Students interested in graduate school information can seek assistance via individual appointments, career workshops, or the resources listed below.
Here are some websites that can assist you in your graduate school search:
Standard Graduate School Testing:
- GRE (Graduate Record Examination)
- GMAT (Graduate Management Admission Test)
- MAT (Miller Analogies Test)
Professional School Testing:
The 6 W’s of Obtaining Reference Letters for Graduate & Professional Schools
Letters of recommendation that assess your academic performance and personal achievement are very important to graduate and professional schools. Recommendations will carry different weight in the admissions process at each institution; however, most schools require recommendation letters and will not consider your application without them.
The number of letters required and preferred authors will vary from school to school. Generally, faculty letters are preferred. You are encouraged to acquire letters from two faculty related to your discipline and a third faculty member from any area. Letters from employers or supervisors who have evaluated your work in research, employment or a setting related to your field of study are also valuable supplements to academic letters. Character reference letters from family, friends, politicians and personal health care providers are generally not solicited.
Your professors will be able to write the most effective letter shortly after you have completed their course.

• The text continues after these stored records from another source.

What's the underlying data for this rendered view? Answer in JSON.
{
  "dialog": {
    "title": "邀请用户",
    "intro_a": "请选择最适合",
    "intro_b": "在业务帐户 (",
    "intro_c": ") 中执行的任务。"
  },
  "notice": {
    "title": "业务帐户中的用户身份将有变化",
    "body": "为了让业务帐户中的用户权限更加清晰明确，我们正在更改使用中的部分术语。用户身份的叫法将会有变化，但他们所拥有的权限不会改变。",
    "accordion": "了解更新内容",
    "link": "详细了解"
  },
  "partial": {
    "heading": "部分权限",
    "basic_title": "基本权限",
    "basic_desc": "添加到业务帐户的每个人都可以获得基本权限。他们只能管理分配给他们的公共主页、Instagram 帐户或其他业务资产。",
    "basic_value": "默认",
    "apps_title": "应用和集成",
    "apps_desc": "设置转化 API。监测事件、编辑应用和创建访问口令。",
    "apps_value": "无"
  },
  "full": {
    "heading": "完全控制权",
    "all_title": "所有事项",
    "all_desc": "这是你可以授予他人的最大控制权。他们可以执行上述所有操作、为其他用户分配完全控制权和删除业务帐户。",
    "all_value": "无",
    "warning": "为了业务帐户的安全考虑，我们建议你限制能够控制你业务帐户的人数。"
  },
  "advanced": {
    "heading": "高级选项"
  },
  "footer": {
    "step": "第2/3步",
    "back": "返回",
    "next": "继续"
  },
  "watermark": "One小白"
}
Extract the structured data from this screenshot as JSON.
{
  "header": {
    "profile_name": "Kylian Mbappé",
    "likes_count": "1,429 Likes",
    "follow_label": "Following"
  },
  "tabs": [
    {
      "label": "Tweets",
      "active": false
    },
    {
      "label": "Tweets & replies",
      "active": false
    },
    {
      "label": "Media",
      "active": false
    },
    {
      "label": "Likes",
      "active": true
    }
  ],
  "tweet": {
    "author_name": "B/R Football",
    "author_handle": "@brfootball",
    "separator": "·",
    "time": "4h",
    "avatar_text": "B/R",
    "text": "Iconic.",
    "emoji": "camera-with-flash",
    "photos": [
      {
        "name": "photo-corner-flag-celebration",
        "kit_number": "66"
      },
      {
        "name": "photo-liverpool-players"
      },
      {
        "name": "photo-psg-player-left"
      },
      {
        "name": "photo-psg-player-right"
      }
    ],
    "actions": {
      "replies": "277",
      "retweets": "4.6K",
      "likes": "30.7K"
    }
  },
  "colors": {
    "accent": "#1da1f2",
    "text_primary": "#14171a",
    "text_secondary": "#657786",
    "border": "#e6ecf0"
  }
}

Some schools have created reference forms which are considered to be a part of the application form. Your references will appreciate it if you obtain application materials from all of the schools you are considering and bring all of the reference requests in at one time.
Help your references to prepare your recommendation. Arrange to meet with them to discuss your goals and the purpose of the recommendation. Ask directly whether or not they believe they could write a supportive recommendation. Provide information such as copies of your resume, transcript and course materials such as papers or exams you completed for class.
The schools you are applying to may have specific instructions regarding how to send your reference materials. Be sure to follow these instructions or receive specific permission if you need to make alternate arrangements. If your recommendations have confidential status, you may need to ask your references to mail the recommendations directly to the schools you are applying to (you should supply an addressed, stamped envelope). Schools may prefer that you send the references in sealed envelopes along with your application.
Some schools prefer recommendations which are confidential (meaning you have waived your right to see it) because they feel that the confidential letter may be more candid than the non-confidential letter. You may wish to discuss this with your recommenders. Some undergraduate institutions will act as a neutral holding center for letters of recommendation. UMA does not offer this service.
Reference Letter Content Suggestions
Graduate and Professional schools have indicated a preference for the following information:
- How long and under what circumstances have you know the applicant?
- What are the chief attributes and deficiencies of the applicant as a potential student in the program?
- How does the applicant interact with peers, staff and faculty?
- To what extent is the applicant working to full potential?
- How does the applicant compare with other students?
- How does the applicant handle feedback/criticism?
- How strongly motivated is the applicant toward the graduate/professional program?
Skills and characteristics professional schools are interested in include:
- scholarship/quality of academic work
- intellectual curiosity/future intellectual promise
- consistency of performance
- social skills
- communication skills – written
- communication skills – oral